More and more companies are increasingly talking about intangible assets, but even many C-level executives do not understand how to connect value creation to them. International Accounting Standard (IAS) 38 defines intangible assets as identifiable (either being separable or arising from contractual or other legal rights), non-monetary assets without physical substance. Intangible assets largely comprise intellectual property (IP) —patents, trademarks, and copyrights to name a few— and other assets that grant potential economic benefits to the owner (e.g. know-how, data, relationships, etc). Still, there exist very limited ways for enterprises to show their intangible assets on the accounting balance sheet due to how these intangible assets are handled.
Interestingly, the contributions of intangible assets to the companies’ value are dramatically increased over the past few decades. Intangible assets are also ready resources that can seamlessly be brought overseas when a company wants to enter into different markets. Companies are also using their intangibles as a marketing tool to differentiate their products and services from their competitors’ ones (e.g. mention of IP rights on the products/services such as “patent pending” mark or “®” logo on the brand name). This article will mainly focus on discussions related to IP.

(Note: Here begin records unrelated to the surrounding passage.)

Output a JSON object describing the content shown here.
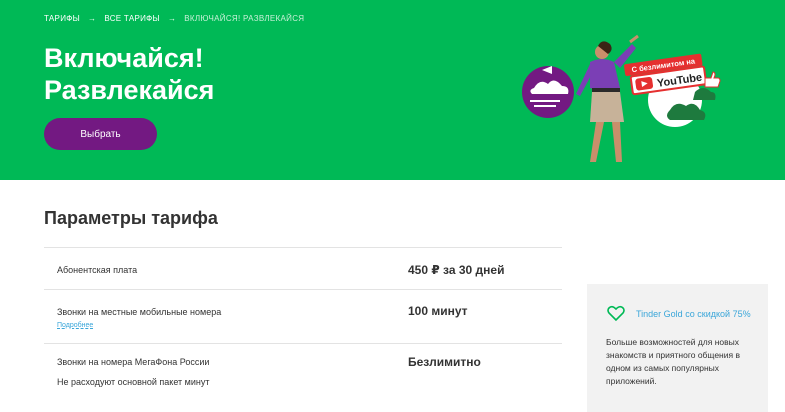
{
  "breadcrumbs": [
    "ТАРИФЫ",
    "ВСЕ ТАРИФЫ",
    "ВКЛЮЧАЙСЯ! РАЗВЛЕКАЙСЯ"
  ],
  "hero": {
    "title_line1": "Включайся!",
    "title_line2": "Развлекайся",
    "button": "Выбрать",
    "sticker": "С безлимитом на",
    "brand": "YouTube"
  },
  "params": {
    "title": "Параметры тарифа",
    "rows": [
      {
        "name": "Абонентская плата",
        "value": "450 ₽ за 30 дней"
      },
      {
        "name": "Звонки на местные мобильные номера",
        "value": "100 минут",
        "link": "Подробнее"
      },
      {
        "name": "Звонки на номера МегаФона России",
        "value": "Безлимитно",
        "note": "Не расходуют основной пакет минут"
      }
    ]
  },
  "promo": {
    "title": "Tinder Gold со скидкой 75%",
    "text": "Больше возможностей для новых знакомств и приятного общения в одном из самых популярных приложений."
  },
  "colors": {
    "green": "#00b956",
    "purple": "#731982",
    "link": "#3aa6d9"
  }
}
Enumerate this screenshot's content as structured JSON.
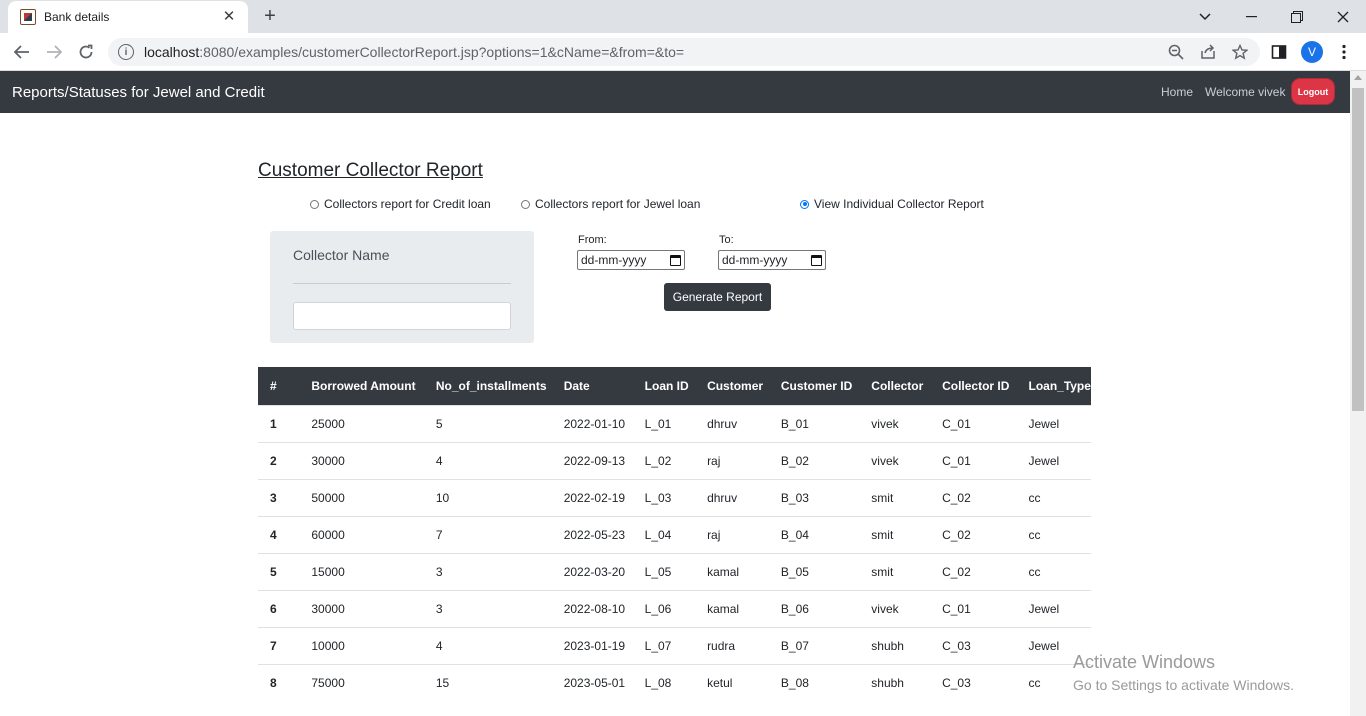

Business owners are often concerned about the complexity and high cost concerning IP. This may be true for certain reasons because IP rights are territorial and different countries have different IP regimes. For example, countries in ASEAN have several differences in terms of languages, laws, court systems, and so forth. Therefore, business owners often overlook the importance of IP due to such challenges. It is also worthwhile to take note that some types of IP (e.g. patent) is a double-edged sword that can give you the monopoly rights, but makes your invention known to the public at the same time. In other aspects, IP protection does give you the rights to stop others from copying your invention, but no guarantee for your business success.
Firstly, you must identify the markets to enter into and form of IP protection (e.g. patents or industry designs) relevant to your intangible asset. You may also need to consider available IP enforcement options and the level of commitment to be invested for each enforcement option to help you prioritise which markets to enter. In general, there are four main avenues for IPR enforcement namely, civil, criminal, administrative and custom seizures. The availability and effectiveness of these enforcement options may be varied depending on the jurisdiction. For example, administrative actions involving different governmental bodies which can issue severe penalties such as monetary fines or cease and desist orders of infringing goods would be the most common route for IPR enforcement in Vietnam. In the case of court proceedings, countries such as Malaysia and Thailand have specialised IP courts to ensure that judges hearing cases related to IP infringements are well-equipped with industry knowledge and experiences. In terms of border enforcement, Thai Customs is the most proactive authority among ASEAN countries.
Act immediately if someone is copying your IP because unnecessary delays may hinder your rights to pursue. However, you may need to know the following clearly before you fight for your intangible assets.
In summary, business owners must be aware of different factors that need to be considered before making any strategic decision related to the pursuance of IP protection or enforcement. Conversant with local IP landscape will also better position you in the fights over your intangible assets.
IPOS International helps enterprises and industries use IP and intangible assets for business growth. To learn how you can leverage on your IP, book a complimentary chat session on your intangible assets with us today.Book a complimentary IA chat with us